“How about my ‘87 Subaru?”
It is the season of giving, and my server startles me by pushing back the five I’ve offered for pie and tea. “Happy holidays,” she says, then glances up to see her husband and children arrive, dressed in matching plaid pajamas. “That’s our tradition,” she says, happily. “New pajamas, every Christmas.” She deals them menus.
I sit alone before a counter of blond Formica, unexpectedly buoyed by the cafe’s merriment. Here in summer, one is more likely to meet a row of butt cracks above scrunched Levi’s than the heavy-jacketed backsides of truckers today. “How cold is it in Helena?” one asks. “Go to Helena and see,” another says. To our right is a chalkboard itemizing this afternoon’s dinner: roast turkey, cranberry sauce, sweet potatoes, gravy, stuffing, a relish tray, soup, salad, and pumpkin pie, all for $14.95. On the counter, a flier for the convenience store reads, “Two percent milk, made-in-Montana souvenirs and gifts, great low prices on cigarettes, snuff and chew, ice cold beer.” There, one can purchase a truck stop t-shirt or idle at the casino’s gambling machines, with their $1 snack menu of “cinnamon rolls, mozzarella sticks and mini tacos,” to name a few.
My server’s family is hard at its grub, so she returns to chat. “The truckers sleep in their cabs,” she explains, “then wander in for breakfast.” She wrinkles her nose. “Some of them don’t smell too good.” A laugh. “We also get regulars from town, and couples who come in every day.” I watch a gray-haired man and woman pick gingerly at cinnamon buns.

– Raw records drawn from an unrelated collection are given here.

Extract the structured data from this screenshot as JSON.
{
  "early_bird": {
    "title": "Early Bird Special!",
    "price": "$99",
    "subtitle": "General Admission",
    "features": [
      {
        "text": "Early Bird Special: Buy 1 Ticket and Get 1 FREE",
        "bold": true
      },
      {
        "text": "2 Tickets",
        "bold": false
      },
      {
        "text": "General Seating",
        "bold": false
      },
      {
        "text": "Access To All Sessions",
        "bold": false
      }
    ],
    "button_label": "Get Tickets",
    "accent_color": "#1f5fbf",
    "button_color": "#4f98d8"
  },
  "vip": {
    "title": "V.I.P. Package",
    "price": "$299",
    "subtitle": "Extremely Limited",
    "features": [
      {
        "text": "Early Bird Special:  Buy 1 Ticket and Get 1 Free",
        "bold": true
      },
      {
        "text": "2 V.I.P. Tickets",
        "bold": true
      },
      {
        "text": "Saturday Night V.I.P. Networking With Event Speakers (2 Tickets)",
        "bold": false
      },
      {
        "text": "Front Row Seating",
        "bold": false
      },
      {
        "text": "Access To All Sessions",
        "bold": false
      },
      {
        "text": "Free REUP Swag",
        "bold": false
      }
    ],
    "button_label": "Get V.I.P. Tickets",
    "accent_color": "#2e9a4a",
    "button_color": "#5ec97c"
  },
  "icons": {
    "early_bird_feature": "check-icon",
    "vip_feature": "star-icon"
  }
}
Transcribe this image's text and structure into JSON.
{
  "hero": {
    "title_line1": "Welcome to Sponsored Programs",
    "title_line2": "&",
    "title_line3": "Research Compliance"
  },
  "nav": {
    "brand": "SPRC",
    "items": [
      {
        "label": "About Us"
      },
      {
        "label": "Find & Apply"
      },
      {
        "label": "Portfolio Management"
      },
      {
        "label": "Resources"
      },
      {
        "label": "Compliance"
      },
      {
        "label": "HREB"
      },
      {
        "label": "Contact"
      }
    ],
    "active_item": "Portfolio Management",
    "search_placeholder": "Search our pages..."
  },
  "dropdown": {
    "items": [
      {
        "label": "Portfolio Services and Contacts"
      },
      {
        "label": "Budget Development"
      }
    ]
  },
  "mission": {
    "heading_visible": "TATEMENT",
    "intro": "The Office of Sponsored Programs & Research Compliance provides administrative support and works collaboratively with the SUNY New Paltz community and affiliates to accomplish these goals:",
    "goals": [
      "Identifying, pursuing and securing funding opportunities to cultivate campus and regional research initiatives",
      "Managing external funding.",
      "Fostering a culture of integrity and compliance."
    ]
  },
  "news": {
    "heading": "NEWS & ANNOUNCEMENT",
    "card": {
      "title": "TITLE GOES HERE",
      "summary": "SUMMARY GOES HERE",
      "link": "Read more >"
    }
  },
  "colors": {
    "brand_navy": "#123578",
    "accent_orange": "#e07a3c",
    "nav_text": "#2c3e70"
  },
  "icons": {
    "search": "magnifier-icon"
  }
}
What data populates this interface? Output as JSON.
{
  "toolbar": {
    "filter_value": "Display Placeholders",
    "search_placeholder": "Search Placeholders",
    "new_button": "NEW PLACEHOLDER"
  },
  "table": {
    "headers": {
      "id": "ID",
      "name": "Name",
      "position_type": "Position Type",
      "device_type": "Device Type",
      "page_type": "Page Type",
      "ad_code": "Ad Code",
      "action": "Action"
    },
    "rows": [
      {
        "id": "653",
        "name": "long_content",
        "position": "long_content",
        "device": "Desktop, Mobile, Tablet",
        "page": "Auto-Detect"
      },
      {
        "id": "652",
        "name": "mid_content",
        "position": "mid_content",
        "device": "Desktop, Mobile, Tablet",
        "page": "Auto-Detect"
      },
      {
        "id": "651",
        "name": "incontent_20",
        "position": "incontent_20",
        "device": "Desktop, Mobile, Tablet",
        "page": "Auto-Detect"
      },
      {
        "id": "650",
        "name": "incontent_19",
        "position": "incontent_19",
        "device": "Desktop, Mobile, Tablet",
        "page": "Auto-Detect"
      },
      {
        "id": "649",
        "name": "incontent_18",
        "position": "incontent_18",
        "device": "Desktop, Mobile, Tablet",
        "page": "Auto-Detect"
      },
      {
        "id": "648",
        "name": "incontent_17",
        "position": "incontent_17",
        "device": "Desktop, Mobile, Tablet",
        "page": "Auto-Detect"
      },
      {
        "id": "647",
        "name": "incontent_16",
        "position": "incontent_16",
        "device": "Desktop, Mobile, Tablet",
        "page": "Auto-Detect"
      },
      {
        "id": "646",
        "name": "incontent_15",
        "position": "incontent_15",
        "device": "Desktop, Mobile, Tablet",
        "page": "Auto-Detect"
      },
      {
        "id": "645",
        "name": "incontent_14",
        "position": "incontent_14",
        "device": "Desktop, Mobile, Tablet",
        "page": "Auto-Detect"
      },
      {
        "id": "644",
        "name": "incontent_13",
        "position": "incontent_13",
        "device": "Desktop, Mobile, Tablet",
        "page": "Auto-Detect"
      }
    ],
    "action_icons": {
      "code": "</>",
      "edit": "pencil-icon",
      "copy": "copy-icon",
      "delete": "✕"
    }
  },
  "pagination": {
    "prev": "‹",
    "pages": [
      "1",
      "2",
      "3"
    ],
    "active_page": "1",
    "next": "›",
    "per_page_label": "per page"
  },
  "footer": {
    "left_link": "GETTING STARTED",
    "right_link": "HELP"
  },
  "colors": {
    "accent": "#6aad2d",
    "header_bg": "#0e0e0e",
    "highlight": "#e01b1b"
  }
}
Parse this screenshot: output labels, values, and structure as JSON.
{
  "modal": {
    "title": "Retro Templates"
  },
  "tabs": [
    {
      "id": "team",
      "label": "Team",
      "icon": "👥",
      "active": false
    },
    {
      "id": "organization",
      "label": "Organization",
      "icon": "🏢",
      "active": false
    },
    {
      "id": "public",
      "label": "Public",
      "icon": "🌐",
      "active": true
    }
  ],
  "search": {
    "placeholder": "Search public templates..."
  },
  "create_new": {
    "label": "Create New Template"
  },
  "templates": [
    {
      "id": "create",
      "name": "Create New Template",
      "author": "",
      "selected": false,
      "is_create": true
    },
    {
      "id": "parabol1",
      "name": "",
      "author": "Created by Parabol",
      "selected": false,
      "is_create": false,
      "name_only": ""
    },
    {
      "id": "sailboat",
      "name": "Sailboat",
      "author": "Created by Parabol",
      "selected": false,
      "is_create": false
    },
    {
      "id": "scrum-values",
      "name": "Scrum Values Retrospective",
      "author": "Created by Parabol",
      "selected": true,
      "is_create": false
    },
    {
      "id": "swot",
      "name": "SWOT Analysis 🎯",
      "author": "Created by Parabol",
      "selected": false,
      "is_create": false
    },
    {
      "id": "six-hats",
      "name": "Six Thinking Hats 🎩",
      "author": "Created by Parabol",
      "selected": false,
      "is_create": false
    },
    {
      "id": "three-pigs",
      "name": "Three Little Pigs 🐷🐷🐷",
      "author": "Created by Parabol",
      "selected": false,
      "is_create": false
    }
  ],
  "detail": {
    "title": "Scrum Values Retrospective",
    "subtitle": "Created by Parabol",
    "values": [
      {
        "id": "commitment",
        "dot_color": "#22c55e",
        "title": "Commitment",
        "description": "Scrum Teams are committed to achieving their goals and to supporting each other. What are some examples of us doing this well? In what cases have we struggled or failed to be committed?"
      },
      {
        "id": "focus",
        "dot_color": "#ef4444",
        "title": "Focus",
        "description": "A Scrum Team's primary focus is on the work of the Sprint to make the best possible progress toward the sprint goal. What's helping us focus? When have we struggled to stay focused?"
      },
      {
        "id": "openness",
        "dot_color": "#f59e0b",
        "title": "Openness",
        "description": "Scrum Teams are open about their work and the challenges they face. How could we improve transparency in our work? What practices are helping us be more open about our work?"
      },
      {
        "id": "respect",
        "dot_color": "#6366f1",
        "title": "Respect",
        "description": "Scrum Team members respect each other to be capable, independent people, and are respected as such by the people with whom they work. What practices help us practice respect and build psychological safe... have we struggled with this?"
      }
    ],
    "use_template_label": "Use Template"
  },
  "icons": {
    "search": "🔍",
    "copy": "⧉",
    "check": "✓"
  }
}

They exchange modest presents, grin. This is old age à la carte.
I order a cinnamon bun to celebrate, and my server brings it, huge and hot. “Our pastries are from Crust and Crumb,” she says. “Trish brings ‘em fresh three times a week.” The cinnamon buns are from a secret recipe. “She bakes ‘em from scratch.”
This truck stop has always delighted me. One night in 1976, a female trucker, hauling 18,000 pounds of plywood to Rapid City, stopped at the Murray Hotel bar and asked, “Any of you fools want to ride out by the Husky Station and listen to my party tapes?” I acquiesced, the tapes and subsequent breakfast a revelation. The Yellowstone then was a Husky franchise; today as a Cenex it remains linked not just to Montana’s fast fading, café culture, but to its pre-Interstate days. “This truck stop’s been here since the 1940s,” owner Carol Graybill says. “We’ve had it since 1997.” With customary amenities — fuel, showers, casino and “space for 100 trucks” — it never closes. “I don’t think we have a key to that front door,” Graybill adds. “And the restaurant stands on its own. Truckers say, ‘Stop for the Thanksgiving dinner.’ They do, but our biggest revenue is from locals.”
In the kitchen, an unshaved cook ladles biscuits and gravy, with sides of sausage patties, to a thick china platter. “I got prime rib waiting at home,” he says. Then mimics taking a drink. “We’ll do her all over again.” My server chimes, “I’ve got roast ham waiting. I work holidays, I don’t have to cook.”
The cuisine here is as close to homestyle as it gets. Dishes, such as goulash, veggies and garlic toast, cup of soup or salad, for $7.95; a hot hamburger sandwich with mashed potatoes and gravy for $6.95; and grilled cheese and potato salad, with a cup of bean-with-bacon or cream-of-celery soup, for $6.95, attract drivers like trout to salmon flies. Dinner specials might be prime rib, turkey, meat loaf, pork roast or ham. It’s comfort food — on a day like this, perfection.
A wind-rumpled couple enters, adjusts its clothes, sits by a window. The seniors are so close in appearance they seem as one. They consider the menu, order carefully, then reach across the silverware to hold hands. Outside, the wind twists ice and gravel to dust devils, but in the cafe’s warmth the shivering whiteness of the far Abasarokas seems an abstract postcard.
My server’s brood departs in their pajamas, and at the counter, an old man says, “You’re off tomorrow, aren’t you? I won’t see you until Monday.” My server nods, freshens his cup. “I’ll miss you, darlin’,” she says.
I’ll miss you, I think. The three of us smile.